2) In person election day votes come in big for Trump in TX, AZ, FL, NC, OH, erasing the initial “blue mirage”. GA leans Trump, NV leans Biden.

3) TX, OH, GA trending towards Trump wins with most of votes counted. FL still too close to call but Trump in position to overtake Biden’s initial lead. NC also neck and neck. AZ gives small edge to Biden. Slow counting states WI/MI/PA still display Trump up by large margins, but smaller than initial returns.

4) FL, TX, GA inching towards a Trump win as almost all ballots counted. OH called for Trump. NC, AZ are close but favor Biden.

NOTE: This is when Trump would prematurely declare victory. For more info on this possibility, see our Q&A section.

NOTE pt. 2: WI may be faster than MI/PA at this point in terms of votes counted, and as a result, WI may have Biden ahead or the race may simply be too close to call rather than still showing Trump leading. That would take Trump under 270. However, he could still be in a position to be “over” 270 based on actual wins + leads if he’s ahead in NC or AZ at this point.

5) WI goes blue as absentee ballots are counted. MI trending towards from Biden “comeback” as well. PA still gives Trump a clear advantage — though smaller than in previous returns — as absentee votes counted at slower rate than MI/WI. AZ and NC called for Biden. The race not over as there is no projection yet for WI, but at this point Biden victory looks imminent.

6) Wisconsin called for Biden and the race is over! We think this could happen on Wednesday evening. MI also called for Biden later, and PA trending blue too. However, Biden does not need to wait on either, although they certainly will help provide cushion to any Trump attacks on legitimacy of his win.

Our final predicted map!

Wow. You’ve made it all the way to the last scenario on our site. You must really be a fan. So, as a reward here’s the logic behind our “best guess” pick:

As mentioned at the top under our “scenario assumptions”, this election basically comes down to Biden needing to win 44 delegates, and Trump needing 135 delegates. We think MI and WI go for Biden. Why?
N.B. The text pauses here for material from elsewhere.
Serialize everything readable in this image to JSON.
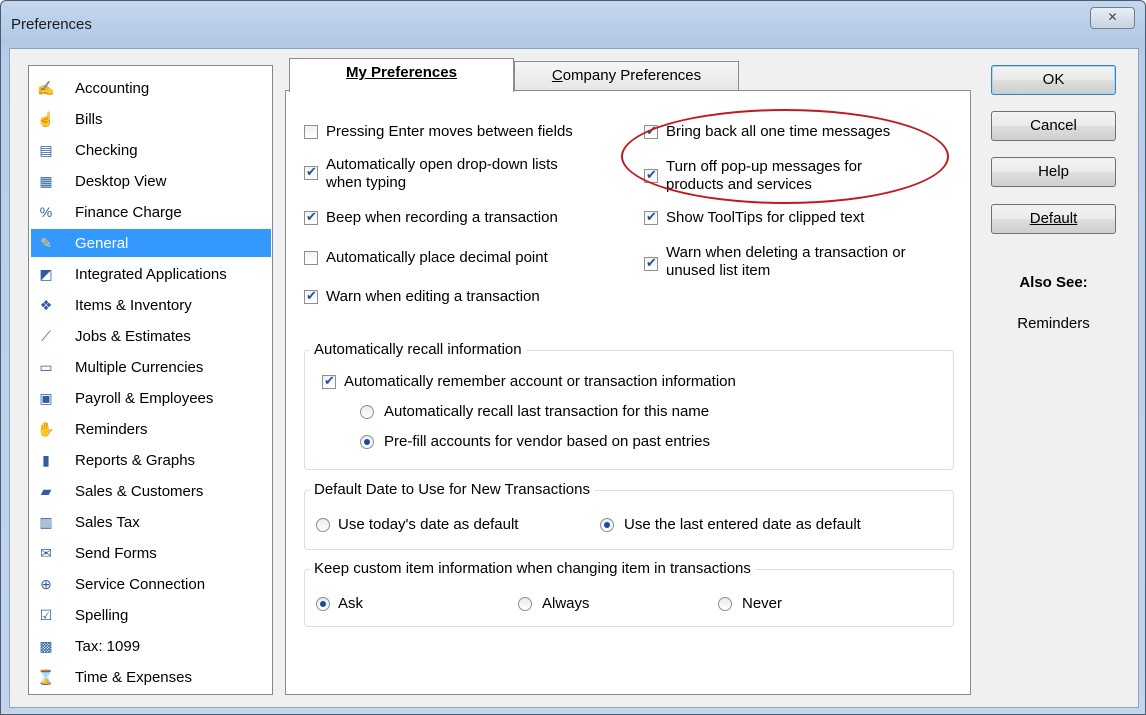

In 2016, FiveThirtyEight final polling average had HRC +4.2.

Trump ended up winning by 0.2

But in 2020, FiveThirtyEight’s final polling avg had Biden +8


In 2016, FiveThirtyEight final polling avg. had HRC +5. Trump won by 0.8

In 2020, FiveThirtyEight final average has Biden +8.2

MI (16) + WI (10) = 26.

So Biden needs 18 delegates.

We also think NV (6) is a (relatively) safe bet to go for Biden. The magic number is now 12. And we think its fair to assume that Biden wins ME-2 (currently Biden +2.8) or NE-2 (currently Biden +3.8). So give him one of those. And just like that we’re at 11.

Biden needs ONE of the following states to win: PA, OH, FL, TX, GA, NC, AZ.

We think he probably loses FL, TX, GA, OH.

NC/AZ are total toss ups. We think they both end up for Biden. But again, he only needs one!

And that leaves PA. For the sake of everyone’s mental health, pray it does not come down to PA. But we think Biden ultimately prevails in the Keystone State.

That’s all we got. Thanks for reading. Now it’s time to find out who will become the most powerful man in the world!